• [Assigned task]
For this exercise, copy all the data exactly and include none of the pictures.

• [Records to use]
━━━━━━━━━━━━━━━━
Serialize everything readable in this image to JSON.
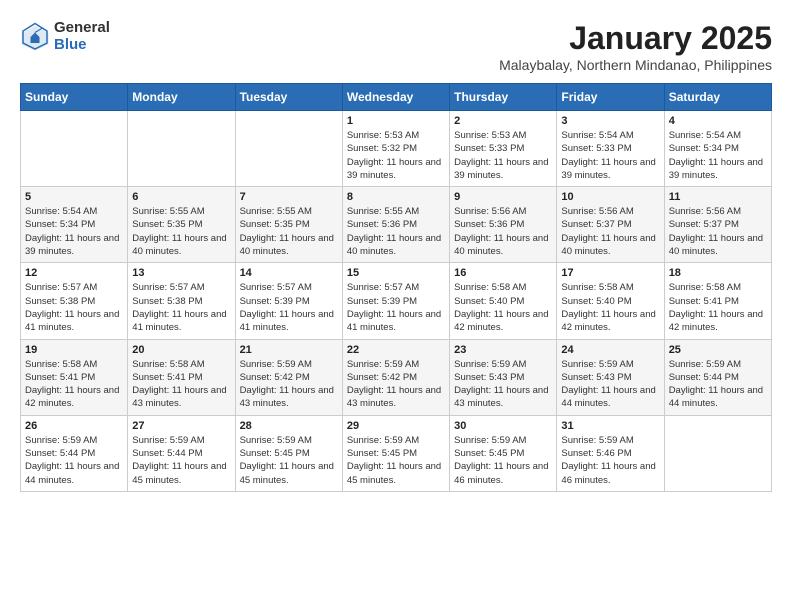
{
  "header": {
    "logo_general": "General",
    "logo_blue": "Blue",
    "title": "January 2025",
    "location": "Malaybalay, Northern Mindanao, Philippines"
  },
  "weekdays": [
    "Sunday",
    "Monday",
    "Tuesday",
    "Wednesday",
    "Thursday",
    "Friday",
    "Saturday"
  ],
  "weeks": [
    [
      {
        "day": "",
        "info": ""
      },
      {
        "day": "",
        "info": ""
      },
      {
        "day": "",
        "info": ""
      },
      {
        "day": "1",
        "info": "Sunrise: 5:53 AM\nSunset: 5:32 PM\nDaylight: 11 hours and 39 minutes."
      },
      {
        "day": "2",
        "info": "Sunrise: 5:53 AM\nSunset: 5:33 PM\nDaylight: 11 hours and 39 minutes."
      },
      {
        "day": "3",
        "info": "Sunrise: 5:54 AM\nSunset: 5:33 PM\nDaylight: 11 hours and 39 minutes."
      },
      {
        "day": "4",
        "info": "Sunrise: 5:54 AM\nSunset: 5:34 PM\nDaylight: 11 hours and 39 minutes."
      }
    ],
    [
      {
        "day": "5",
        "info": "Sunrise: 5:54 AM\nSunset: 5:34 PM\nDaylight: 11 hours and 39 minutes."
      },
      {
        "day": "6",
        "info": "Sunrise: 5:55 AM\nSunset: 5:35 PM\nDaylight: 11 hours and 40 minutes."
      },
      {
        "day": "7",
        "info": "Sunrise: 5:55 AM\nSunset: 5:35 PM\nDaylight: 11 hours and 40 minutes."
      },
      {
        "day": "8",
        "info": "Sunrise: 5:55 AM\nSunset: 5:36 PM\nDaylight: 11 hours and 40 minutes."
      },
      {
        "day": "9",
        "info": "Sunrise: 5:56 AM\nSunset: 5:36 PM\nDaylight: 11 hours and 40 minutes."
      },
      {
        "day": "10",
        "info": "Sunrise: 5:56 AM\nSunset: 5:37 PM\nDaylight: 11 hours and 40 minutes."
      },
      {
        "day": "11",
        "info": "Sunrise: 5:56 AM\nSunset: 5:37 PM\nDaylight: 11 hours and 40 minutes."
      }
    ],
    [
      {
        "day": "12",
        "info": "Sunrise: 5:57 AM\nSunset: 5:38 PM\nDaylight: 11 hours and 41 minutes."
      },
      {
        "day": "13",
        "info": "Sunrise: 5:57 AM\nSunset: 5:38 PM\nDaylight: 11 hours and 41 minutes."
      },
      {
        "day": "14",
        "info": "Sunrise: 5:57 AM\nSunset: 5:39 PM\nDaylight: 11 hours and 41 minutes."
      },
      {
        "day": "15",
        "info": "Sunrise: 5:57 AM\nSunset: 5:39 PM\nDaylight: 11 hours and 41 minutes."
      },
      {
        "day": "16",
        "info": "Sunrise: 5:58 AM\nSunset: 5:40 PM\nDaylight: 11 hours and 42 minutes."
      },
      {
        "day": "17",
        "info": "Sunrise: 5:58 AM\nSunset: 5:40 PM\nDaylight: 11 hours and 42 minutes."
      },
      {
        "day": "18",
        "info": "Sunrise: 5:58 AM\nSunset: 5:41 PM\nDaylight: 11 hours and 42 minutes."
      }
    ],
    [
      {
        "day": "19",
        "info": "Sunrise: 5:58 AM\nSunset: 5:41 PM\nDaylight: 11 hours and 42 minutes."
      },
      {
        "day": "20",
        "info": "Sunrise: 5:58 AM\nSunset: 5:41 PM\nDaylight: 11 hours and 43 minutes."
      },
      {
        "day": "21",
        "info": "Sunrise: 5:59 AM\nSunset: 5:42 PM\nDaylight: 11 hours and 43 minutes."
      },
      {
        "day": "22",
        "info": "Sunrise: 5:59 AM\nSunset: 5:42 PM\nDaylight: 11 hours and 43 minutes."
      },
      {
        "day": "23",
        "info": "Sunrise: 5:59 AM\nSunset: 5:43 PM\nDaylight: 11 hours and 43 minutes."
      },
      {
        "day": "24",
        "info": "Sunrise: 5:59 AM\nSunset: 5:43 PM\nDaylight: 11 hours and 44 minutes."
      },
      {
        "day": "25",
        "info": "Sunrise: 5:59 AM\nSunset: 5:44 PM\nDaylight: 11 hours and 44 minutes."
      }
    ],
    [
      {
        "day": "26",
        "info": "Sunrise: 5:59 AM\nSunset: 5:44 PM\nDaylight: 11 hours and 44 minutes."
      },
      {
        "day": "27",
        "info": "Sunrise: 5:59 AM\nSunset: 5:44 PM\nDaylight: 11 hours and 45 minutes."
      },
      {
        "day": "28",
        "info": "Sunrise: 5:59 AM\nSunset: 5:45 PM\nDaylight: 11 hours and 45 minutes."
      },
      {
        "day": "29",
        "info": "Sunrise: 5:59 AM\nSunset: 5:45 PM\nDaylight: 11 hours and 45 minutes."
      },
      {
        "day": "30",
        "info": "Sunrise: 5:59 AM\nSunset: 5:45 PM\nDaylight: 11 hours and 46 minutes."
      },
      {
        "day": "31",
        "info": "Sunrise: 5:59 AM\nSunset: 5:46 PM\nDaylight: 11 hours and 46 minutes."
      },
      {
        "day": "",
        "info": ""
      }
    ]
  ]
}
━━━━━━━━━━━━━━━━
• [Task result]
Serialize everything readable in this image to JSON.
{
  "header": {
    "logo_general": "General",
    "logo_blue": "Blue",
    "title": "January 2025",
    "location": "Malaybalay, Northern Mindanao, Philippines"
  },
  "weekdays": [
    "Sunday",
    "Monday",
    "Tuesday",
    "Wednesday",
    "Thursday",
    "Friday",
    "Saturday"
  ],
  "weeks": [
    [
      {
        "day": "",
        "info": ""
      },
      {
        "day": "",
        "info": ""
      },
      {
        "day": "",
        "info": ""
      },
      {
        "day": "1",
        "info": "Sunrise: 5:53 AM\nSunset: 5:32 PM\nDaylight: 11 hours and 39 minutes."
      },
      {
        "day": "2",
        "info": "Sunrise: 5:53 AM\nSunset: 5:33 PM\nDaylight: 11 hours and 39 minutes."
      },
      {
        "day": "3",
        "info": "Sunrise: 5:54 AM\nSunset: 5:33 PM\nDaylight: 11 hours and 39 minutes."
      },
      {
        "day": "4",
        "info": "Sunrise: 5:54 AM\nSunset: 5:34 PM\nDaylight: 11 hours and 39 minutes."
      }
    ],
    [
      {
        "day": "5",
        "info": "Sunrise: 5:54 AM\nSunset: 5:34 PM\nDaylight: 11 hours and 39 minutes."
      },
      {
        "day": "6",
        "info": "Sunrise: 5:55 AM\nSunset: 5:35 PM\nDaylight: 11 hours and 40 minutes."
      },
      {
        "day": "7",
        "info": "Sunrise: 5:55 AM\nSunset: 5:35 PM\nDaylight: 11 hours and 40 minutes."
      },
      {
        "day": "8",
        "info": "Sunrise: 5:55 AM\nSunset: 5:36 PM\nDaylight: 11 hours and 40 minutes."
      },
      {
        "day": "9",
        "info": "Sunrise: 5:56 AM\nSunset: 5:36 PM\nDaylight: 11 hours and 40 minutes."
      },
      {
        "day": "10",
        "info": "Sunrise: 5:56 AM\nSunset: 5:37 PM\nDaylight: 11 hours and 40 minutes."
      },
      {
        "day": "11",
        "info": "Sunrise: 5:56 AM\nSunset: 5:37 PM\nDaylight: 11 hours and 40 minutes."
      }
    ],
    [
      {
        "day": "12",
        "info": "Sunrise: 5:57 AM\nSunset: 5:38 PM\nDaylight: 11 hours and 41 minutes."
      },
      {
        "day": "13",
        "info": "Sunrise: 5:57 AM\nSunset: 5:38 PM\nDaylight: 11 hours and 41 minutes."
      },
      {
        "day": "14",
        "info": "Sunrise: 5:57 AM\nSunset: 5:39 PM\nDaylight: 11 hours and 41 minutes."
      },
      {
        "day": "15",
        "info": "Sunrise: 5:57 AM\nSunset: 5:39 PM\nDaylight: 11 hours and 41 minutes."
      },
      {
        "day": "16",
        "info": "Sunrise: 5:58 AM\nSunset: 5:40 PM\nDaylight: 11 hours and 42 minutes."
      },
      {
        "day": "17",
        "info": "Sunrise: 5:58 AM\nSunset: 5:40 PM\nDaylight: 11 hours and 42 minutes."
      },
      {
        "day": "18",
        "info": "Sunrise: 5:58 AM\nSunset: 5:41 PM\nDaylight: 11 hours and 42 minutes."
      }
    ],
    [
      {
        "day": "19",
        "info": "Sunrise: 5:58 AM\nSunset: 5:41 PM\nDaylight: 11 hours and 42 minutes."
      },
      {
        "day": "20",
        "info": "Sunrise: 5:58 AM\nSunset: 5:41 PM\nDaylight: 11 hours and 43 minutes."
      },
      {
        "day": "21",
        "info": "Sunrise: 5:59 AM\nSunset: 5:42 PM\nDaylight: 11 hours and 43 minutes."
      },
      {
        "day": "22",
        "info": "Sunrise: 5:59 AM\nSunset: 5:42 PM\nDaylight: 11 hours and 43 minutes."
      },
      {
        "day": "23",
        "info": "Sunrise: 5:59 AM\nSunset: 5:43 PM\nDaylight: 11 hours and 43 minutes."
      },
      {
        "day": "24",
        "info": "Sunrise: 5:59 AM\nSunset: 5:43 PM\nDaylight: 11 hours and 44 minutes."
      },
      {
        "day": "25",
        "info": "Sunrise: 5:59 AM\nSunset: 5:44 PM\nDaylight: 11 hours and 44 minutes."
      }
    ],
    [
      {
        "day": "26",
        "info": "Sunrise: 5:59 AM\nSunset: 5:44 PM\nDaylight: 11 hours and 44 minutes."
      },
      {
        "day": "27",
        "info": "Sunrise: 5:59 AM\nSunset: 5:44 PM\nDaylight: 11 hours and 45 minutes."
      },
      {
        "day": "28",
        "info": "Sunrise: 5:59 AM\nSunset: 5:45 PM\nDaylight: 11 hours and 45 minutes."
      },
      {
        "day": "29",
        "info": "Sunrise: 5:59 AM\nSunset: 5:45 PM\nDaylight: 11 hours and 45 minutes."
      },
      {
        "day": "30",
        "info": "Sunrise: 5:59 AM\nSunset: 5:45 PM\nDaylight: 11 hours and 46 minutes."
      },
      {
        "day": "31",
        "info": "Sunrise: 5:59 AM\nSunset: 5:46 PM\nDaylight: 11 hours and 46 minutes."
      },
      {
        "day": "",
        "info": ""
      }
    ]
  ]
}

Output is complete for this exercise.